He didn’t get much chance to, though.
A traffic jam caused by his team-mate Ross Chastain tangling with and spinning Austin Dillon led to Raikkonen being fired into the barriers by Loris Hezemans – team-mate to another F1 veteran in Daniil Kvyat at Team Hezeborg.
— NASCAR (@NASCAR) August 21, 2022
“I had a good line there but everybody seemed to come on the left,” said Raikkonen.
“Unfortunately I didn’t have time to react.
“The impact was small, but on the first impact somebody hit the tyre directly and the [steering] wheel spun and there’s something wrong with the wrist but that’s how it goes.”
Unfortunately, our race is over.
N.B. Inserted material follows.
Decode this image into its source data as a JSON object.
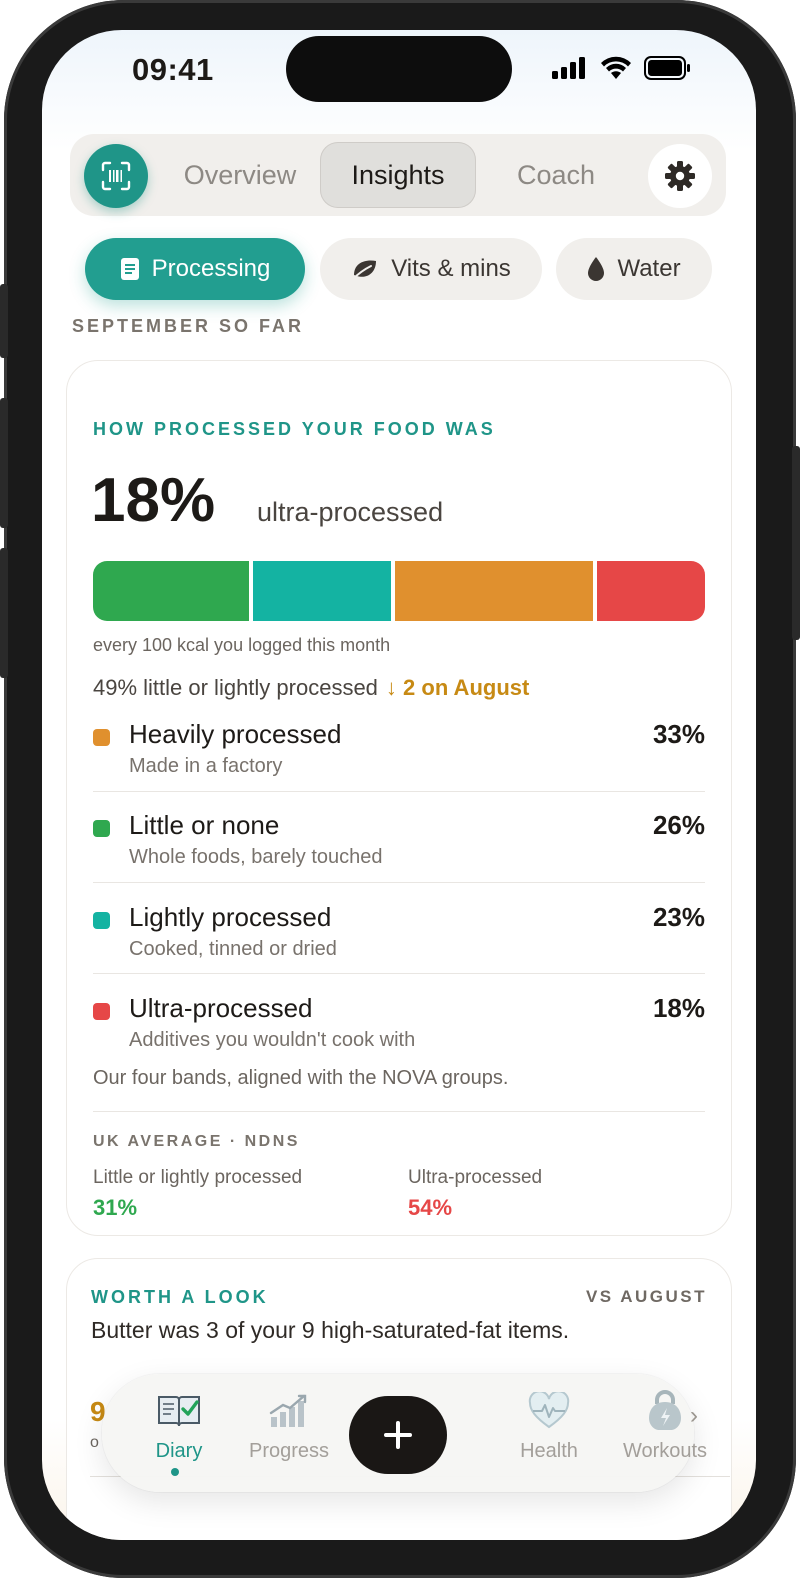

What a bummer way to end a strong day.
— PROJECT91 (@THProject91) August 21, 2022
Given how competitive Raikkonen was with so little preparation, that really shouldn’t be the end of the story.
Watkins Glen is the only planned outing for Trackhouse’s ‘international’ car in 2022, but team co-owner Justin Marks wants it to feature at all road course rounds and some other high-profile Cup races in 2023.
Raikkonen replied with a “we’ll see, I don’t know” when asked if he might be back for more.
“It was good fun,” he said.
“I felt more confident all the time and had some good battles.
“It’s a shame [to retire early]. The car felt like it had a lot of speed but that’s how it goes sometimes.”
Regardless of the end result, it was a weekend to remember.
Thank you Kimi. pic.twitter.com/9PAujy32W0
— PROJECT91 (@THProject91) August 22, 2022
Trackhouse’s competitive package definitely helped, though Marks was quick to point out that getting the third car on track relied on his existing crew “doing time and a half” rather than being a sign of the team having resources to spare.
But Trackhouse has won three races this season with regulars Chastain and Daniel Suarez, and Raikkonen was certainly able to get closer to the pace than other recent international guests such as Kvyat and Hezeberg, though 2010 Le Mans 24 Hours winner and 2013 DTM champion Mike Rockenfeller had a solid run to an unlapped 30th at the Glen for Spire Motorsports.
And even if Raikkonen doesn’t fancy giving it another go, there might be a queue of drivers at Trackhouse’s door ready to step in.
IndyCar title contender and Indianapolis 500 winner Marcus Ericsson (whose Ganassi team sold its NASCAR operation to Trackhouse last year) threw his hat into the ring on Twitter while watching the race, and 2009 F1 world champion Jenson Button – who’ll be racing in the United States in Nitro Rallycross later this year – joined in.
Rock Paper Scissors for the seat?!!! https://t.co/KNkqV34q9X
— Jenson Button (@JensonButton) August 21, 2022
While there’s a long way (and a lot of logistics to consider) between playful tweets and actually lining up on the NASCAR Cup grid, Raikkonen and Trackhouse’s efforts have not only brought a lot of fresh international eyes onto NASCAR but proved that the new-for-2022 cars really will give “global champions” chance to be competitive and have fun if they want to give it a try.